The Mavericks play at the Clippers, Minnesota, Washington, Oklahoma City, Memphis (again) and San Antonio in November. Excluding the home game against New Orleans and a home game against Brooklyn on November 29, the Mavericks host Cleveland, San Antonio, Milwaukee, Minnesota, Boston and Oklahoma City. I'm just not seeing where the wins are going to come from in this brutal slate. It's realistic to think the Mavericks will be around 7-15 after November and starting to come to terms with whether they should tank or not. And that is the pertinent question here: should they?
As a fan, it's difficult to root for any of my teams to lose, even if I know the pragmatic approach is to set the team up for better success in years to come. With Dennis Smith Jr. on board, though, the youth movement has finally become an approach I think I can get behind, and I hope Mark Cuban and GM Donnie Nelson can get behind it as well. I honestly hate the idea of Dirk not being in the playoffs for his final year, but the way I get past that emotional twang is by believing fully that he is not playing his final year, and will indeed come back for one more year to finish his career with a team better positioned to make the playoffs and perhaps even advance. I'm not delusional enough to think the Mavericks could possibly be capable of competing with Golden State next year, and probably not the year after that, but with that reality in mind, the team has every incentive to look forward.
This is the final year that the draft lottery will be set up to incentivize tanking to its maximum potential, and Dallas should keep that in mind even though their collective organizational pride is DEFINITELY going to get in the way. There's no chance that Cuban, Carlisle, and Dirk will be satisfied with mediocrity this year no matter the odds against them. In that way, they're like Jon Snow fighting for the North, staring wide-eyed at an unbeatable foe and yet charging directly towards its charging cavalry on foot by themselves (yes, there will literally always be a Game of Thrones reference in everything I write). Is it foolish? Yes. Is it brave? Probably. Is it smart? Absolutely not.
Doing the smart thing in life often involves making sacrifices and being patient. Dallas has what appears to be a blue-chip prospect, and there are several more lurking at the top of this next year's draft. If they could improve their odds at one of those top 3 ping-pong balls and draft another franchise centerpiece for the future, they should gallop towards the opportunity to lose every game they can while letting Dennis Smith Jr. rack up minutes and numbers in a quest for the Rookie of the Year award. It will give Mavs fans a reason to remain interested despite not being in the mix for what would be a comically doomed playoff run if they somehow slipped into a top-8 seed.

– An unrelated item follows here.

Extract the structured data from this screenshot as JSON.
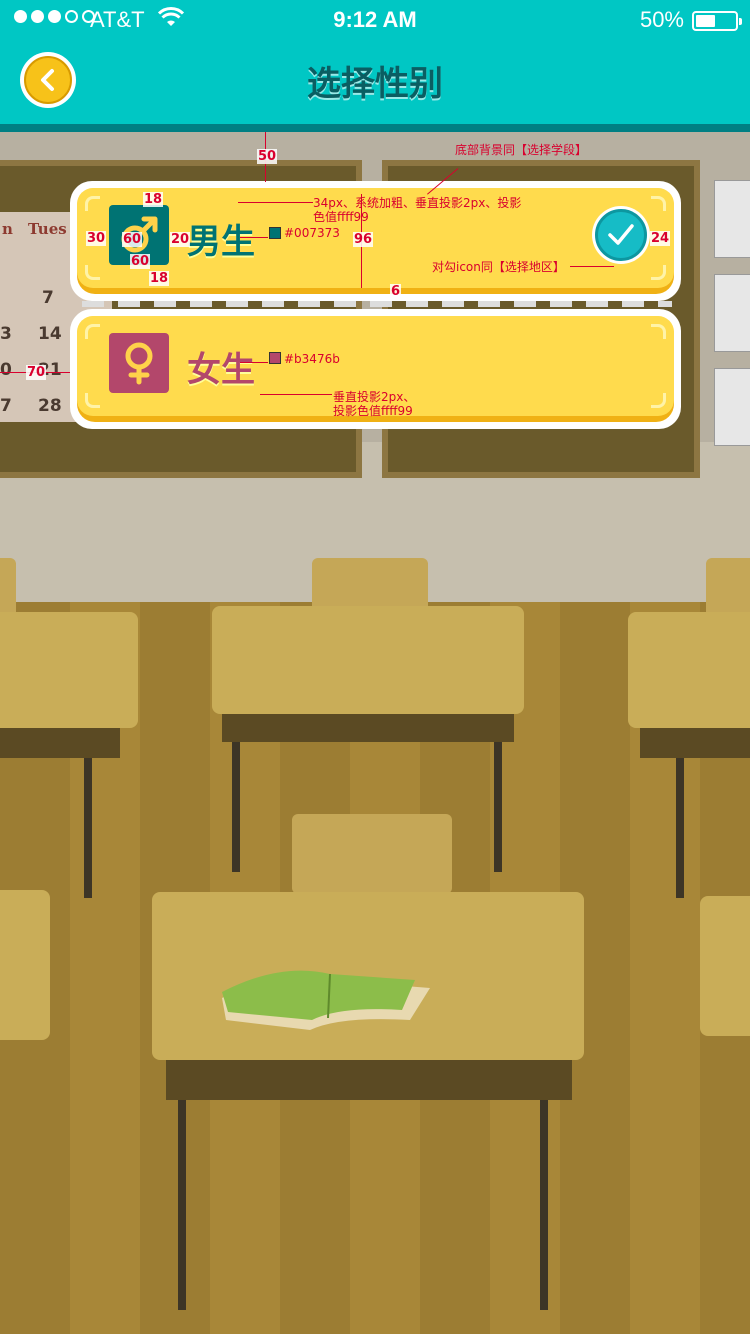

Mavs fans aren't used to losing. Mark Cuban isn't used to losing. And Dirk damn sure isn't used to losing. But that is just what they should do if they want to win anytime in the near future.